While people are still eating, most generally eat a bigger meal at restaurants than they do at home, Katie Burgess, director of risk management for Blimling and Associates, said during the latest Dairy Business Association’s “Dairy Stream” podcast.
Prices for milk, cheese and butter are at their lowest levels since 2009, she said.
“That being said, we have seen a number of restaurants pivot successfully to delivery and takeout,” she said.
Deliveries and takeout were already at 75% of pizza sales and 60% to 70% of fast food sales. They’ve doubled for some casual dining chains to 30% to 40% and increased 20% or more for some steak chains, she said.
Those sales are likely to increase over the next few months as people get tired of cooking at home, and people will be ready to get back out to restaurants once it’s finally safe, she said.

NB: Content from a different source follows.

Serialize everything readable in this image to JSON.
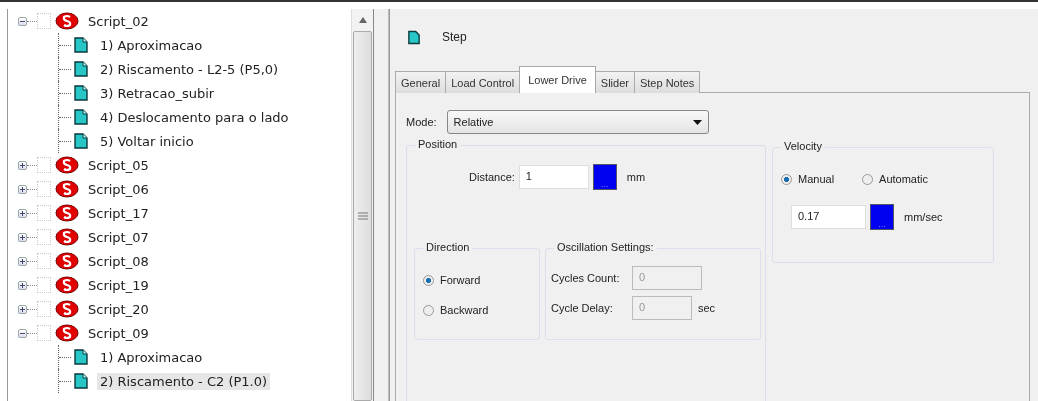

Before COVID-19 hit, consumer expenditures at grocery stores and foodservice were on equal footing. March data show grocery store sales increased 25% while foodservice sales fell 25%, she said.
“Once we start to feel more comfortable, by the end of this year, I think we’ll see those numbers begin to converge again,” she said.
Once people are free to leave their houses they are going to want to travel, go out to eat and get together with friends, she said.
“The long-term trend is that foodservice sales have been growing, outpacing grocery store sales. And so I think that we’ll get back to that historical growth in foodservice,” she said.
As for dairy exports, she thinks it’ll be touch-and-go until there’s a vaccine against the virus.
Sales to Asia have been a little better, but she’s keeping her eye on Mexico — the largest market for U.S. dairy. Exports there seem to have slowed, the peso is relatively weak compared to the U.S. dollar and commerce has generally slowed, she said.
But she sees COVID-19’s disruption of export markets as a hiccup and not necessarily a reversal in long-term trends, she said.
Before the pandemic, the U.S. was making big strides in selling more dairy products into Asia, there was lots of optimism about China and opportunity to sell more in Mexico, she said.
“Once we get through this, I think there’s still going to be a great demand there for dairy products. U.S. dairy producers are well positioned to help serve a growing global market. And because of that I believe that we will see exports rebound once we make it to the other side,” she said.
As things stand today, U.S. cheese prices are some of the lowest in the world. While that’s not great news for milk checks in the months ahead, it hopefully means the U.S. will be able to move some of the domestic surplus offshore, she said.